◆ **EXERCISE**
Leaving out the pictures, write the following records exactly as they read.

Source data
BEGIN
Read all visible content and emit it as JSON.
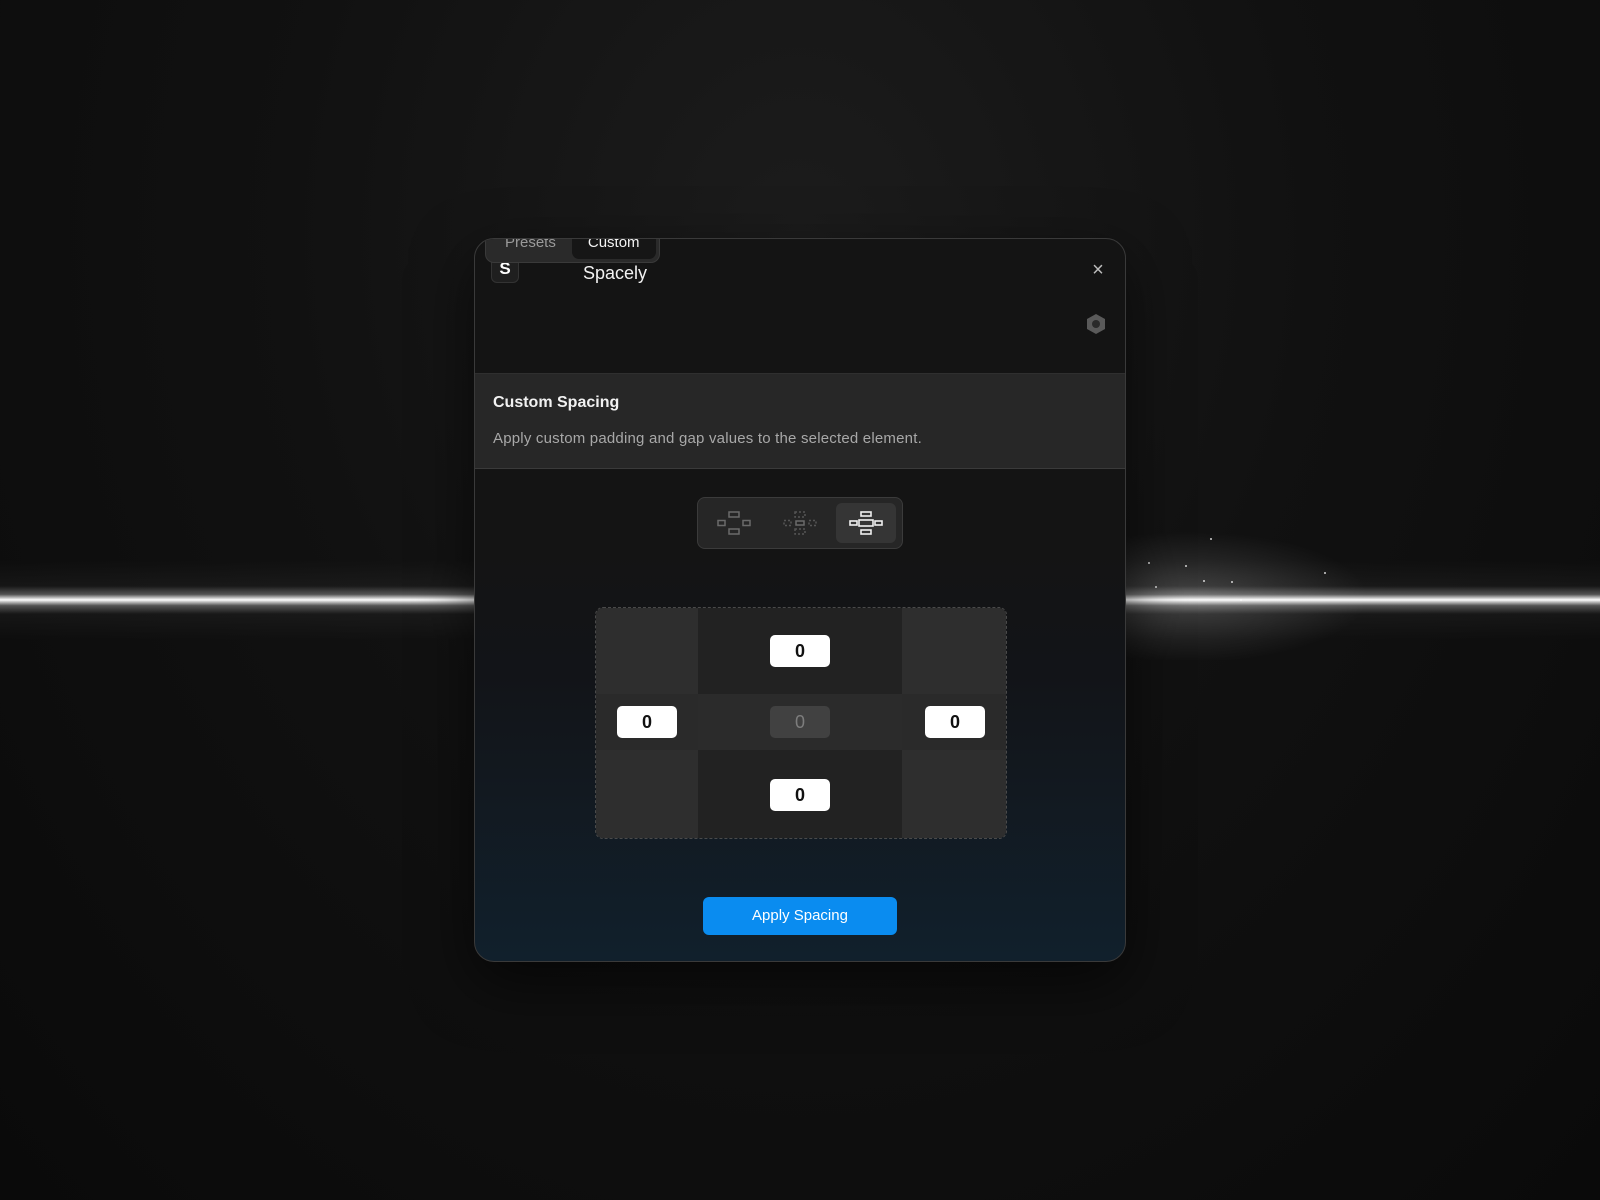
{
  "window": {
    "app_logo": "S",
    "title": "Spacely",
    "close_glyph": "×"
  },
  "tabs": [
    {
      "label": "Presets",
      "active": false
    },
    {
      "label": "Custom",
      "active": true
    }
  ],
  "section": {
    "title": "Custom Spacing",
    "description": "Apply custom padding and gap values to the selected element."
  },
  "modes": [
    {
      "icon": "padding-layout-icon",
      "active": false
    },
    {
      "icon": "gap-layout-icon",
      "active": false
    },
    {
      "icon": "padding-and-gap-layout-icon",
      "active": true
    }
  ],
  "spacing": {
    "top": "0",
    "left": "0",
    "center": "0",
    "right": "0",
    "bottom": "0"
  },
  "apply_button": "Apply Spacing",
  "colors": {
    "accent": "#0a8cf0",
    "panel": "#141414",
    "section_bg": "#272727"
  }
}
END
◆ **RESPONSE**
Read all visible content and emit it as JSON.
{
  "window": {
    "app_logo": "S",
    "title": "Spacely",
    "close_glyph": "×"
  },
  "tabs": [
    {
      "label": "Presets",
      "active": false
    },
    {
      "label": "Custom",
      "active": true
    }
  ],
  "section": {
    "title": "Custom Spacing",
    "description": "Apply custom padding and gap values to the selected element."
  },
  "modes": [
    {
      "icon": "padding-layout-icon",
      "active": false
    },
    {
      "icon": "gap-layout-icon",
      "active": false
    },
    {
      "icon": "padding-and-gap-layout-icon",
      "active": true
    }
  ],
  "spacing": {
    "top": "0",
    "left": "0",
    "center": "0",
    "right": "0",
    "bottom": "0"
  },
  "apply_button": "Apply Spacing",
  "colors": {
    "accent": "#0a8cf0",
    "panel": "#141414",
    "section_bg": "#272727"
  }
}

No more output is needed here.